Masdeu says one way to help fill in some of the research gaps SWHR highlighted regarding sex differences in Alzheimer’s disease is to look at data from existing research studies. Enterprising researchers may find previously unexamined sex differences in these data sets.
“In many cases, the data is there,” Masdeu says. “Someone just has to look and see — whether it’s a study about sleep, or hormones, or inflammation, or any of the other factors we know may be involved in the development of Alzheimer’s disease — where sex may be important.”

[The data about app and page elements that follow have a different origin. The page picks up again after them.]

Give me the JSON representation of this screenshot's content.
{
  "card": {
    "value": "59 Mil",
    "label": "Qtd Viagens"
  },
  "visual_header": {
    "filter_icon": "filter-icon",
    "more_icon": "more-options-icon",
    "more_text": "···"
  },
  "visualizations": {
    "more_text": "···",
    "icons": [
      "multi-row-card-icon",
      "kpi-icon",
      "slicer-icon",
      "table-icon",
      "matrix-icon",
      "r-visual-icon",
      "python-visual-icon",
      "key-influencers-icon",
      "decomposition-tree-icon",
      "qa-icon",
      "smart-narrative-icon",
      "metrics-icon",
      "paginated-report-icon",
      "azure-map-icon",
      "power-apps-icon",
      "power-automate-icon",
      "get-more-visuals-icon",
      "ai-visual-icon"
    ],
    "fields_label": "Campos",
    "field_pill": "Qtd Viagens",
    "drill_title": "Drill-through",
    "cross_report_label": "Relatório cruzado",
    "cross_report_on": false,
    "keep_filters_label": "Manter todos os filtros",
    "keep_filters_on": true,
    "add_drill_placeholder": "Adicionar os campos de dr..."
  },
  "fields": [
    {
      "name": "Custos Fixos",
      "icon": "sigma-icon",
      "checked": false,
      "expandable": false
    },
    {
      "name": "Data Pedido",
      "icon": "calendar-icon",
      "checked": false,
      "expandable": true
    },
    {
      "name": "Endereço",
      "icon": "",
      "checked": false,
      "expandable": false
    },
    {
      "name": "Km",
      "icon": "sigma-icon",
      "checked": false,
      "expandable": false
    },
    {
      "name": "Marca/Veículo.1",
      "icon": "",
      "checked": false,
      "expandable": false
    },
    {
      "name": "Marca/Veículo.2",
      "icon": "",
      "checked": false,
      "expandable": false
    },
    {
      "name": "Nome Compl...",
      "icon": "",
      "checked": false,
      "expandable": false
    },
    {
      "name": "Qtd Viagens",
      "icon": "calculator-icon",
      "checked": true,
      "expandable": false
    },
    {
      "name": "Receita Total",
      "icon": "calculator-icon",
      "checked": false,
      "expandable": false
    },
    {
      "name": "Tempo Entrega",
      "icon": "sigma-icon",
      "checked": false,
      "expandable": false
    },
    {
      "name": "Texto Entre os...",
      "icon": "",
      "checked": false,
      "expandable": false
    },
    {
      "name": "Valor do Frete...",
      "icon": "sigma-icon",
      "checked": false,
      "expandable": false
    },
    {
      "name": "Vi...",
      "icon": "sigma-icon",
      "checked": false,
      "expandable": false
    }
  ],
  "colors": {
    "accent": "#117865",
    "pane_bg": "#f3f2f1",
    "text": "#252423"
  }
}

That is certainly one approach, says Maki. But she and her colleagues with the SWHR hope the neuroscience community will also invest in new research programs that investigate important sex differences in this powerful and expensive disease. Maki says that while the SWHR talks about looking at pathology in women, the goal is to develop treatments for both sexes.
“This isn’t just women saying, ‘We need more research for us.’ On the contrary, sex differences research is research that benefits both sexes,” Maki says. “If more people can look at the different biological mechanisms underlying these sex differences we see in Alzheimer’s disease, we have more opportunity to find therapeutic targets that may be helpful to both men and women. That’s the whole point.”
Alzheimer’s Association. (2018). Alzheimer’s Disease Facts and Figure. Alzheimer’s & Dementia, 14(3) 367-429. Retrieved from https://www.alz.org/media/HomeOffice/Facts%20and%20Figures/facts-and-figures.pdf
Clayton J. A., & Collins F. S. (2014). Policy: NIH to balance sex in cell and animal studies. Nature, 509(7500) 282-283. doi: 10.1038/509282a
Nebel, R. A. Aggarwall, N. T, Barnes, L. L., Gallagher, A. Goldstein, J. M. . . . Maki, P. M. (2018). Understanding the Impact of sex and gender in Alzheimer’s disease: A call to action. Alzheimer’s Association, 14(9) 1171-11183. doi: https://doi.org/10.1016/j.jalz.2018.04.008